After hearing arguments Wednesday morning, the U.S. Supreme Court is mulling over the fate of a key provision of the 1965 Voting Rights Act.
Justices heard 70 minutes of fast-paced debate.
Meantime, the Democratic leader in the Georgia House believes the provision, which requires Georgia and other states to receive approval by the Justice Department on any new redistricting maps, is still necessary.
“I think the Voting Rights Act has been the most successful piece of civil rights legislation because instead of waiting for harm to be committed, it requires that the government prove the need to disturb voting rights first,” says House Minority Leader Stacey Abrams.

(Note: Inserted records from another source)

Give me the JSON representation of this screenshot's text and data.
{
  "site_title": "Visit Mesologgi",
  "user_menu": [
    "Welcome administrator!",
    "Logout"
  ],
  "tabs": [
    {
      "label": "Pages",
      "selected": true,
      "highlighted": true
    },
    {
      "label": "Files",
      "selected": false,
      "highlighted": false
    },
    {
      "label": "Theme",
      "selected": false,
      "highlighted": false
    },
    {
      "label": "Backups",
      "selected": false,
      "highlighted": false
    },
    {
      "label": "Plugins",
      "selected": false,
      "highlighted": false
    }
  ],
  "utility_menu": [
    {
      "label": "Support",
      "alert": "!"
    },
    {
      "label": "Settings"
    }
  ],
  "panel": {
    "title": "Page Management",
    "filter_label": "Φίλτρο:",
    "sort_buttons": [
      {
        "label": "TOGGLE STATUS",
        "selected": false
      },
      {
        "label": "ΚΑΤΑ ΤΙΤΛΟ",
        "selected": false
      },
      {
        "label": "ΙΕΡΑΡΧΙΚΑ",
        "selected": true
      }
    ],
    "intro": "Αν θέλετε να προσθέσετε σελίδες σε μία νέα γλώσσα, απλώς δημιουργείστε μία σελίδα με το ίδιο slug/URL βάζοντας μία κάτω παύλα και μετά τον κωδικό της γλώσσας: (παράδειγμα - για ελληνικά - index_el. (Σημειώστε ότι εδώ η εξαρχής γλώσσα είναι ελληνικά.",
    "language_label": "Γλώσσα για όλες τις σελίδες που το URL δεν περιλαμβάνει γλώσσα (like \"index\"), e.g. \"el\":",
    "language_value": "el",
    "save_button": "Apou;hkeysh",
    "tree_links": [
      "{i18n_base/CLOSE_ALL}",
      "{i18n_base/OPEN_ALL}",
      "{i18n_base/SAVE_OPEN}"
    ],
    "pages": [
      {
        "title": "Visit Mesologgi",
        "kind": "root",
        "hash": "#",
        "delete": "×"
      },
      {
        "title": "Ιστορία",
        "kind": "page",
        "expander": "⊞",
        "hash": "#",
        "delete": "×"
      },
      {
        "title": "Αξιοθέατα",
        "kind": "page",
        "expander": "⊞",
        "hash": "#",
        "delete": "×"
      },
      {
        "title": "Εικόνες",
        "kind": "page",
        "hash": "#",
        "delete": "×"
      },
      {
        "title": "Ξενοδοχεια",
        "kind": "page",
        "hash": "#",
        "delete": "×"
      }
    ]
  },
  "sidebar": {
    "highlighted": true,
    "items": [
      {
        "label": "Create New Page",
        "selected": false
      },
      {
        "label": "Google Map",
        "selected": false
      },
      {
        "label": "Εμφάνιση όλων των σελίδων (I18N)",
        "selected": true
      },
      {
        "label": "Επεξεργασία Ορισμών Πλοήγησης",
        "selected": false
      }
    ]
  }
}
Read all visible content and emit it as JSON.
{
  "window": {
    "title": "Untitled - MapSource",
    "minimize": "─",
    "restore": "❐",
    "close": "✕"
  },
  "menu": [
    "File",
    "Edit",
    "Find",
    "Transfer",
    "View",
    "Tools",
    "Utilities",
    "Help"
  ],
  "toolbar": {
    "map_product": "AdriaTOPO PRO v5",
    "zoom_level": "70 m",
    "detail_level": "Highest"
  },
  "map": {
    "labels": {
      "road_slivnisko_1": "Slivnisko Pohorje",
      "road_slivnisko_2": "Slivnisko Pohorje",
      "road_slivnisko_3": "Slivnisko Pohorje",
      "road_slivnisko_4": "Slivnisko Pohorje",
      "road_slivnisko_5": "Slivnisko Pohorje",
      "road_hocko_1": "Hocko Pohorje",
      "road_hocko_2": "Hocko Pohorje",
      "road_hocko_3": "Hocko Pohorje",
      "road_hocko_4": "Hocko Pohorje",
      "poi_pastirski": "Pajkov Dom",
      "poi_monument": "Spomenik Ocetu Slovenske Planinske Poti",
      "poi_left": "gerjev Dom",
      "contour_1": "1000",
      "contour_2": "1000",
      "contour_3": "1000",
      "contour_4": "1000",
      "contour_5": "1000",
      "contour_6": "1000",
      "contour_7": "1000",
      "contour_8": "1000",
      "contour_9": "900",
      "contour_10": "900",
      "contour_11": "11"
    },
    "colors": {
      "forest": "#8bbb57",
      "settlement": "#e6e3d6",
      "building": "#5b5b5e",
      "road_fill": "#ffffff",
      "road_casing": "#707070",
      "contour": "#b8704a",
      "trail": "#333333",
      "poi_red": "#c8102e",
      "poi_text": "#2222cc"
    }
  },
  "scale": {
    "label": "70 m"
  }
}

While some conservative justices questioned whether the provision has run its course, Abrams says that there are minority groups today in Georgia that are still disenfranchised.
“Without the Voting Rights Act… I’m very fearful that we’ll slip back in that posture of not necessarily racism, but a posture that denies access because it’s politically inexpedient,” she says.
The justices are expected to make their decision by late June.